### WHAT NEEDS TO BE DONE
Exact copy without images: repeat every entry as written.
==================================================
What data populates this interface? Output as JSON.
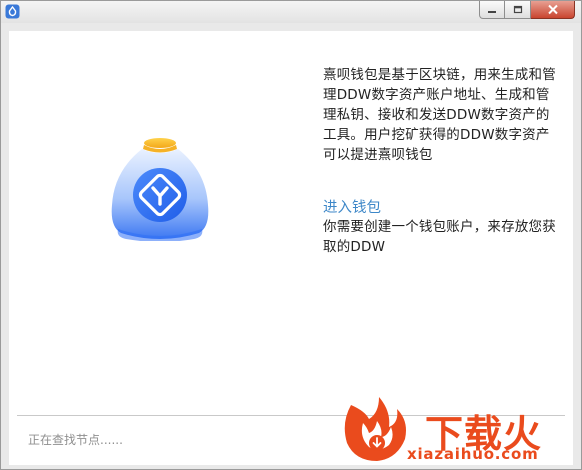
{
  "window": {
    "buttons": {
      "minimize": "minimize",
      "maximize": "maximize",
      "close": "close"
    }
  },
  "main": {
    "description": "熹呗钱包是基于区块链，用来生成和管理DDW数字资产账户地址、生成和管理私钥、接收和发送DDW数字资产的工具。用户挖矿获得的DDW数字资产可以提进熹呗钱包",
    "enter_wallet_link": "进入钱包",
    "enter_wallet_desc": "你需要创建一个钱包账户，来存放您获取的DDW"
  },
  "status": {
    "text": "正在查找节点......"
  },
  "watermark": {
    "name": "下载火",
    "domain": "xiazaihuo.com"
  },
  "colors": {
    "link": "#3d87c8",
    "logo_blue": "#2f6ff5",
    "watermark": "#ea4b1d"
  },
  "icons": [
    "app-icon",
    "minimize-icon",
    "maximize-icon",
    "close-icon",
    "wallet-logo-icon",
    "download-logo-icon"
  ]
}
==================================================
### TASK RESPONSE
What data populates this interface? Output as JSON.
{
  "window": {
    "buttons": {
      "minimize": "minimize",
      "maximize": "maximize",
      "close": "close"
    }
  },
  "main": {
    "description": "熹呗钱包是基于区块链，用来生成和管理DDW数字资产账户地址、生成和管理私钥、接收和发送DDW数字资产的工具。用户挖矿获得的DDW数字资产可以提进熹呗钱包",
    "enter_wallet_link": "进入钱包",
    "enter_wallet_desc": "你需要创建一个钱包账户，来存放您获取的DDW"
  },
  "status": {
    "text": "正在查找节点......"
  },
  "watermark": {
    "name": "下载火",
    "domain": "xiazaihuo.com"
  },
  "colors": {
    "link": "#3d87c8",
    "logo_blue": "#2f6ff5",
    "watermark": "#ea4b1d"
  },
  "icons": [
    "app-icon",
    "minimize-icon",
    "maximize-icon",
    "close-icon",
    "wallet-logo-icon",
    "download-logo-icon"
  ]
}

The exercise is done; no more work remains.